━━━━━ Task material ━━━━━

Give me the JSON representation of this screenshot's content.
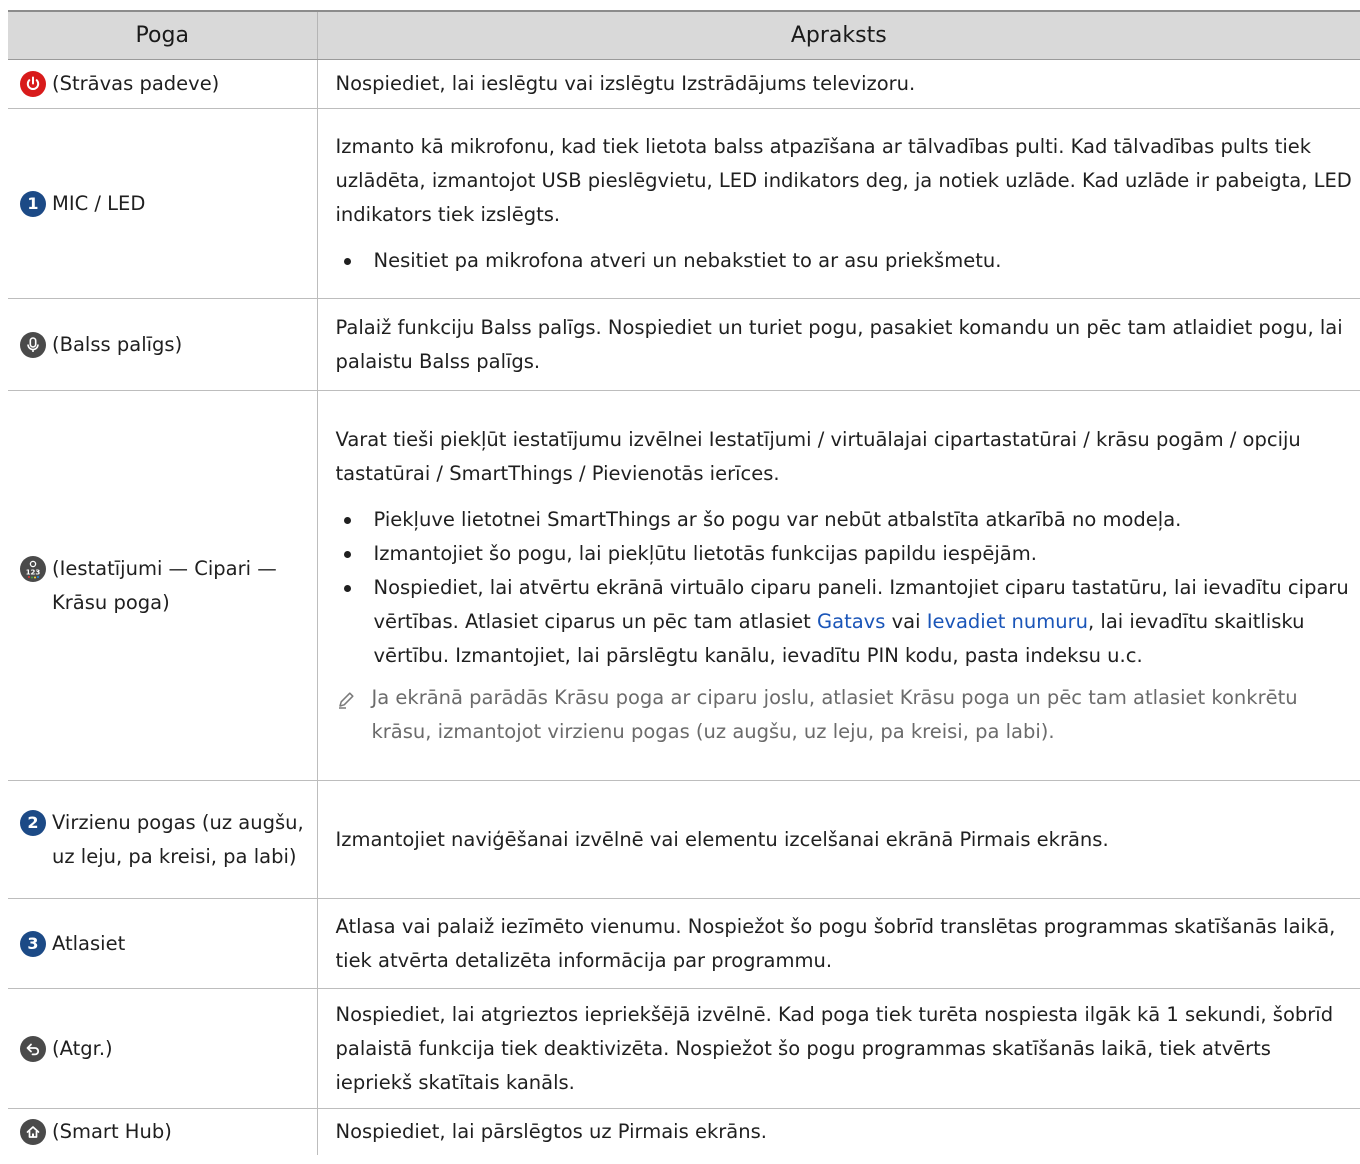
{
  "header": {
    "col1": "Poga",
    "col2": "Apraksts"
  },
  "rows": [
    {
      "button": "(Strāvas padeve)",
      "desc": "Nospiediet, lai ieslēgtu vai izslēgtu Izstrādājums televizoru."
    },
    {
      "badge": "1",
      "button": "MIC / LED",
      "desc": "Izmanto kā mikrofonu, kad tiek lietota balss atpazīšana ar tālvadības pulti. Kad tālvadības pults tiek uzlādēta, izmantojot USB pieslēgvietu, LED indikators deg, ja notiek uzlāde. Kad uzlāde ir pabeigta, LED indikators tiek izslēgts.",
      "bullets": [
        "Nesitiet pa mikrofona atveri un nebakstiet to ar asu priekšmetu."
      ]
    },
    {
      "button": "(Balss palīgs)",
      "desc": "Palaiž funkciju Balss palīgs. Nospiediet un turiet pogu, pasakiet komandu un pēc tam atlaidiet pogu, lai palaistu Balss palīgs."
    },
    {
      "button": "(Iestatījumi — Cipari — Krāsu poga)",
      "desc": "Varat tieši piekļūt iestatījumu izvēlnei Iestatījumi / virtuālajai cipartastatūrai / krāsu pogām / opciju tastatūrai / SmartThings / Pievienotās ierīces.",
      "bullets": [
        "Piekļuve lietotnei SmartThings ar šo pogu var nebūt atbalstīta atkarībā no modeļa.",
        "Izmantojiet šo pogu, lai piekļūtu lietotās funkcijas papildu iespējām."
      ],
      "bullet3_a": "Nospiediet, lai atvērtu ekrānā virtuālo ciparu paneli. Izmantojiet ciparu tastatūru, lai ievadītu ciparu vērtības. Atlasiet ciparus un pēc tam atlasiet ",
      "bullet3_link1": "Gatavs",
      "bullet3_b": " vai ",
      "bullet3_link2": "Ievadiet numuru",
      "bullet3_c": ", lai ievadītu skaitlisku vērtību. Izmantojiet, lai pārslēgtu kanālu, ievadītu PIN kodu, pasta indeksu u.c.",
      "note": "Ja ekrānā parādās Krāsu poga ar ciparu joslu, atlasiet Krāsu poga un pēc tam atlasiet konkrētu krāsu, izmantojot virzienu pogas (uz augšu, uz leju, pa kreisi, pa labi)."
    },
    {
      "badge": "2",
      "button": "Virzienu pogas (uz augšu, uz leju, pa kreisi, pa labi)",
      "desc": "Izmantojiet naviģēšanai izvēlnē vai elementu izcelšanai ekrānā Pirmais ekrāns."
    },
    {
      "badge": "3",
      "button": "Atlasiet",
      "desc": "Atlasa vai palaiž iezīmēto vienumu. Nospiežot šo pogu šobrīd translētas programmas skatīšanās laikā, tiek atvērta detalizēta informācija par programmu."
    },
    {
      "button": "(Atgr.)",
      "desc": "Nospiediet, lai atgrieztos iepriekšējā izvēlnē. Kad poga tiek turēta nospiesta ilgāk kā 1 sekundi, šobrīd palaistā funkcija tiek deaktivizēta. Nospiežot šo pogu programmas skatīšanās laikā, tiek atvērts iepriekš skatītais kanāls."
    },
    {
      "button": "(Smart Hub)",
      "desc": "Nospiediet, lai pārslēgtos uz Pirmais ekrāns."
    }
  ],
  "colors": {
    "header_bg": "#d9d9d9",
    "badge": "#1c4a86",
    "power": "#d81b1b",
    "link": "#1a55b8",
    "note": "#6b6b6b"
  },
  "icons": [
    "power-icon",
    "mic-icon",
    "color-number-icon",
    "back-icon",
    "home-icon",
    "pencil-note-icon"
  ]
}
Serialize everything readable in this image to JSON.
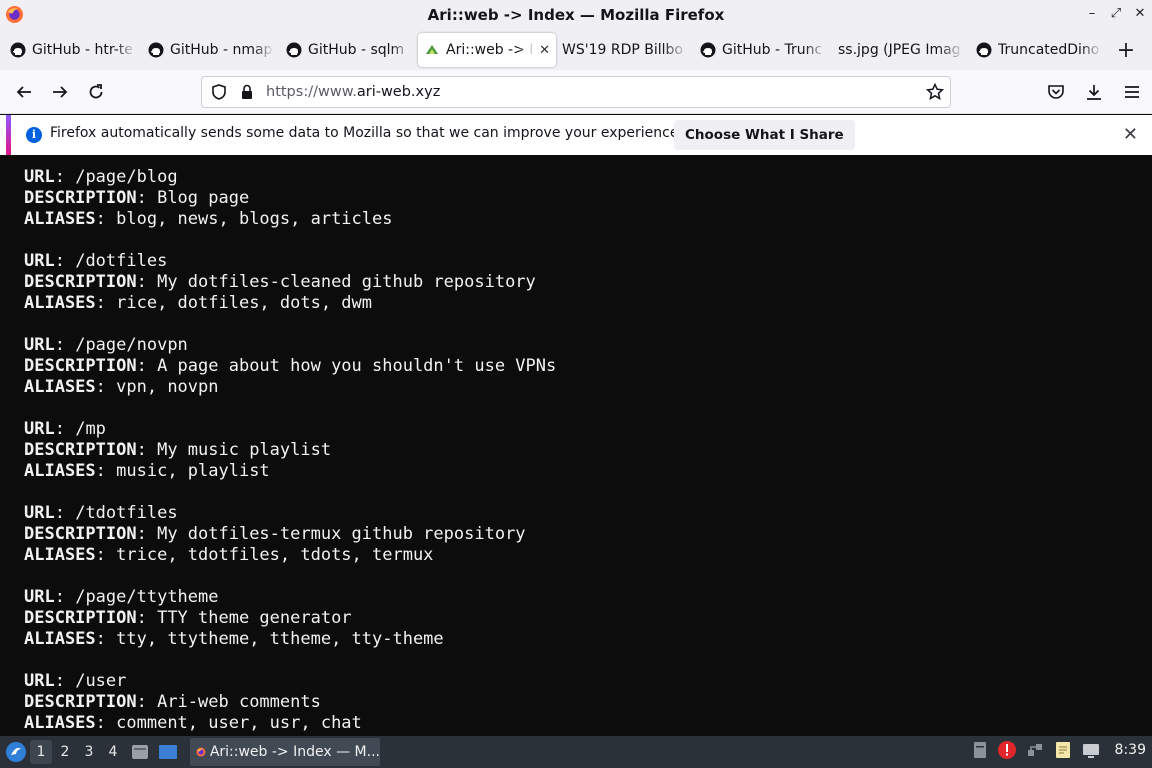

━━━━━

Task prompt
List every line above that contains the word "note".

Task result
      "note": "Ja ekrānā parādās Krāsu poga ar ciparu joslu, atlasiet Krāsu poga un pēc tam atlasiet konkrētu krāsu, izmantojot virzienu pogas (uz augšu, uz leju, pa kreisi, pa labi)."
    "note": "#6b6b6b"
    "pencil-note-icon"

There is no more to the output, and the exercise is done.